“We’re extremely pleased to be partnering with ENGIE and we look forward to developing and implementing this step-change technology,” commented Anglo technical director Tony O’Neill in a release to Creamer Media’s Mining Weekly Online.
Miners still need social licence for their autonomous vehicles, Wilson says
Mining companies embracing automation and technological innovation must be also be aware of the possible implications for their social licence to operate, according to a social performance specialist.
Dr Ceit Wilson, who has more than eight years of professional experience in addressing the social and development challenges of the extractive resources industry, says there are risks around the future of technology and employment, especially from a social perspective.

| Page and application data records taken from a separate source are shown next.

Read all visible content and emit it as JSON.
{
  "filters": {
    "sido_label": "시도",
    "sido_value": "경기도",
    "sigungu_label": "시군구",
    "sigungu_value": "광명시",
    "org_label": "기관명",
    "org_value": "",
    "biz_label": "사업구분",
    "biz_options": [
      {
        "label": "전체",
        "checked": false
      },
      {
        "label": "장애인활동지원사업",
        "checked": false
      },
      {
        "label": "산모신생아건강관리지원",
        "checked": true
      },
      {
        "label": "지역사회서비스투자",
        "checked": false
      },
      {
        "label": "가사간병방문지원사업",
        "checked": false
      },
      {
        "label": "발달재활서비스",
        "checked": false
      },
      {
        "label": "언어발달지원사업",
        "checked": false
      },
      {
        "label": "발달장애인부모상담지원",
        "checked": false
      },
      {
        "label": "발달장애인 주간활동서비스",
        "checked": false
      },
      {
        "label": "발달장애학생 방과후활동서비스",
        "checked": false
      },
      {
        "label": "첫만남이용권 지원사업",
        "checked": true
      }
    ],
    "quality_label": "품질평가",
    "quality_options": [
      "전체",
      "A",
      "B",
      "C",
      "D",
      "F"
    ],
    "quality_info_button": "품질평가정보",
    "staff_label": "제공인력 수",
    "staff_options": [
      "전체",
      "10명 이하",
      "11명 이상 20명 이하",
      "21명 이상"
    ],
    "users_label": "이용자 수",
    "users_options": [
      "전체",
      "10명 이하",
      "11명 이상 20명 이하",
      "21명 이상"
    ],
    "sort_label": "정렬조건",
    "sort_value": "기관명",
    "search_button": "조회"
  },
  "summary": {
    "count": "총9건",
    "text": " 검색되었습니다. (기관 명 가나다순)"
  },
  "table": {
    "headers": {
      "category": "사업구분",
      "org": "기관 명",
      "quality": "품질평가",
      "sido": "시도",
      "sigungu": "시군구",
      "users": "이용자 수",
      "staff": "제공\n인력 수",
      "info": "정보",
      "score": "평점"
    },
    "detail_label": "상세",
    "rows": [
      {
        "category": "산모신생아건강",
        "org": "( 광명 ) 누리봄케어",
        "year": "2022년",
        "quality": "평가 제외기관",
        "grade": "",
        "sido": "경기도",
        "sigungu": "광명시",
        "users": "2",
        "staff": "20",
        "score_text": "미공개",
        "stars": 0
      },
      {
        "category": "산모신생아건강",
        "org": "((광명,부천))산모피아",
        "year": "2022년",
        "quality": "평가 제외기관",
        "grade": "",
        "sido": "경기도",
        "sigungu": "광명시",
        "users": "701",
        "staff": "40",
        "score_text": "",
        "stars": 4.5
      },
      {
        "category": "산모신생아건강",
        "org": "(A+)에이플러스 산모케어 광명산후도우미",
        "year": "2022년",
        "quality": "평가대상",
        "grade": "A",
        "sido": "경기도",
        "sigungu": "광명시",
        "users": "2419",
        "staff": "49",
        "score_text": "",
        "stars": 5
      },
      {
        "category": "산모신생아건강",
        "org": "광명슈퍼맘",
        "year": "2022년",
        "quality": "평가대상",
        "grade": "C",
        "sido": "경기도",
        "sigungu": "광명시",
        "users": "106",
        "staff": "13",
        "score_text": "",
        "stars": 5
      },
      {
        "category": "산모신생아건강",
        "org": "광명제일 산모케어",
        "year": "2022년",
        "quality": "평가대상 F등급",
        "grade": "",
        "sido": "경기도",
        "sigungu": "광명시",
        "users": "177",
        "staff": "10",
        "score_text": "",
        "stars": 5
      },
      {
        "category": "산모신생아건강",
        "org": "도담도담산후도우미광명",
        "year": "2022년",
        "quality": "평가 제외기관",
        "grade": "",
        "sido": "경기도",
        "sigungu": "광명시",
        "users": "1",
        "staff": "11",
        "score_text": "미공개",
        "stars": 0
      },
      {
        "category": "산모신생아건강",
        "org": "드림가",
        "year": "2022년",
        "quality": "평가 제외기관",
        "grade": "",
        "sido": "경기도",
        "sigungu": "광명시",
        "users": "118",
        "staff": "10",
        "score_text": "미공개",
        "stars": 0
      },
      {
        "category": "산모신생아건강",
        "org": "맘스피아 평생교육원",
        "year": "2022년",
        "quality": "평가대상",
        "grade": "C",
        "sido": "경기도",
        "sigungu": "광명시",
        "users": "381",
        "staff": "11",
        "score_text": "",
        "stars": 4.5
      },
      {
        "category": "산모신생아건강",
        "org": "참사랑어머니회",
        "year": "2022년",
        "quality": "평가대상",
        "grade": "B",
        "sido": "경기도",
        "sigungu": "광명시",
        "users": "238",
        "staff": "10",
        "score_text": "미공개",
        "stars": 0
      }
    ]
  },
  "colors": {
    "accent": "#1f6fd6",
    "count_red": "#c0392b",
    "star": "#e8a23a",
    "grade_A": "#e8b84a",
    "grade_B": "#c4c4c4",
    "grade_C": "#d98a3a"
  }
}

Dr Wilson will address the issue in a presentation at this year’s International Mining and Resources Conference (IMARC) in Melbourne in October – Australia’s largest mining event.
Issues around social licence to operate and sustainable mining principles will be a key focus for the three-day conference with a dedicated workshop and two conference sessions covering the topic.
Environmental health and safety, social licence, sustainability, staff retention and skills development are also among the topics set to be discussed in the free to attend Collaboration Theatre, one of five concurrent conferences at IMARC.
“I intend to use my presentation at IMARC to bring attention to the fact that the while the mining industry is positively benefiting from automation and technology innovation, we need to address the question of how technological change will impact the host communities in which they operate,” Dr Wilson said.
Uncertainty, capital constraints holding South Africa’s junior miners back
Junior and Emerging Miners’ Desk of the Minerals Council South Africa, has found that junior miners, including small-scale and micro miners, hold up to 80% of the mining licences in South Africa.
The research indicates that the Department of Mineral Resources and Energy has issued about 1 490 mining licences covering a variety of commodities, with only 20% of these allocated to major mining companies.
The juniors, despite holding the majority of mining licences, deliver only about 8% of the total revenue generated by the South African mining industry, the report said.
The junior miners are still struggling to progress beyond exploration to project development, owing to a number of challenges, including a restrictive regulatory environment and lack of capital funding.
U.S. says military carried out aerial resources survey of Greenland
LONDON, Oct 9 (Reuters) – The U.S. military has conducted an aerial survey of Greenland to assess the vast arctic island’s mineral potential as part of agreement between the two governments, a top U.S. diplomat said on Wednesday.
The memorandum of understanding for cooperating on developing the mineral sector there was inked in June before a diplomatic flap between the United States and Denmark, to which Greenland is linked as an autonomous territory.
U.S. President Donald Trump called off a visit to Denmark scheduled for early September after the country’s prime minister rebuffed his idea of purchasing Greenland.
Frank Fannon, the U.S. assistant secretary of state for energy resources, told reporters at a gathering at London’s Chatham House that the process was “quite costly and technology intensive” and so Greenland had sought U.S. assistance.
“We had the navy there to shoot a hyperspectral survey, to basically use overflight technology to better understand the resource endowment.”